- **Required action**:
Would you return each record that follows word for word, without its pictures?

Stored records
━━━━
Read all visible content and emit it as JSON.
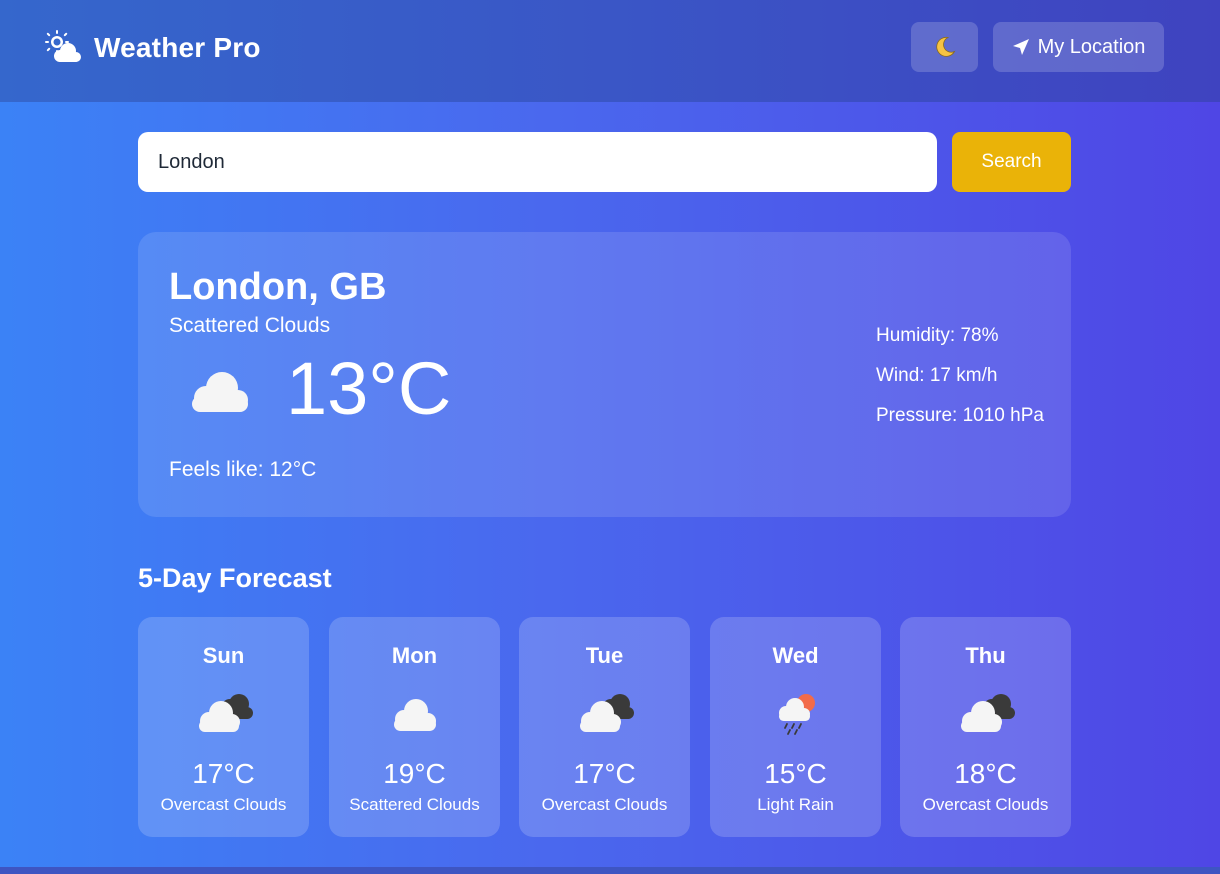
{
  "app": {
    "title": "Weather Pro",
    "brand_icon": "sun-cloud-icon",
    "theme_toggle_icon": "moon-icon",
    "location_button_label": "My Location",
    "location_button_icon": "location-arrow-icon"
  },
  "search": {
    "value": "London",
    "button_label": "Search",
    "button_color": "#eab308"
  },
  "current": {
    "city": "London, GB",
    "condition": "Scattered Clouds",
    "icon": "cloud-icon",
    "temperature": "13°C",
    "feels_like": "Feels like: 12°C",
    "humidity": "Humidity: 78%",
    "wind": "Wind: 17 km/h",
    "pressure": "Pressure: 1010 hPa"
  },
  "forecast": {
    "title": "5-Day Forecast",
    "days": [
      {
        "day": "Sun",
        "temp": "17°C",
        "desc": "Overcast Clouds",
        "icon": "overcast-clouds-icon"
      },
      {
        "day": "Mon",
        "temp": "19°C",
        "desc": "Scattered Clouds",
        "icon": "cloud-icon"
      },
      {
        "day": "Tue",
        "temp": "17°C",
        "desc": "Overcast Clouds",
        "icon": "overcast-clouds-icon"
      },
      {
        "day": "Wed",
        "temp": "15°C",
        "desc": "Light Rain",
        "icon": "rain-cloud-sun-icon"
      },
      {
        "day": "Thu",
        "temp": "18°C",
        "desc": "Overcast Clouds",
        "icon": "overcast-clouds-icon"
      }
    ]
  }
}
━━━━
- **Task answer**:
Read all visible content and emit it as JSON.
{
  "app": {
    "title": "Weather Pro",
    "brand_icon": "sun-cloud-icon",
    "theme_toggle_icon": "moon-icon",
    "location_button_label": "My Location",
    "location_button_icon": "location-arrow-icon"
  },
  "search": {
    "value": "London",
    "button_label": "Search",
    "button_color": "#eab308"
  },
  "current": {
    "city": "London, GB",
    "condition": "Scattered Clouds",
    "icon": "cloud-icon",
    "temperature": "13°C",
    "feels_like": "Feels like: 12°C",
    "humidity": "Humidity: 78%",
    "wind": "Wind: 17 km/h",
    "pressure": "Pressure: 1010 hPa"
  },
  "forecast": {
    "title": "5-Day Forecast",
    "days": [
      {
        "day": "Sun",
        "temp": "17°C",
        "desc": "Overcast Clouds",
        "icon": "overcast-clouds-icon"
      },
      {
        "day": "Mon",
        "temp": "19°C",
        "desc": "Scattered Clouds",
        "icon": "cloud-icon"
      },
      {
        "day": "Tue",
        "temp": "17°C",
        "desc": "Overcast Clouds",
        "icon": "overcast-clouds-icon"
      },
      {
        "day": "Wed",
        "temp": "15°C",
        "desc": "Light Rain",
        "icon": "rain-cloud-sun-icon"
      },
      {
        "day": "Thu",
        "temp": "18°C",
        "desc": "Overcast Clouds",
        "icon": "overcast-clouds-icon"
      }
    ]
  }
}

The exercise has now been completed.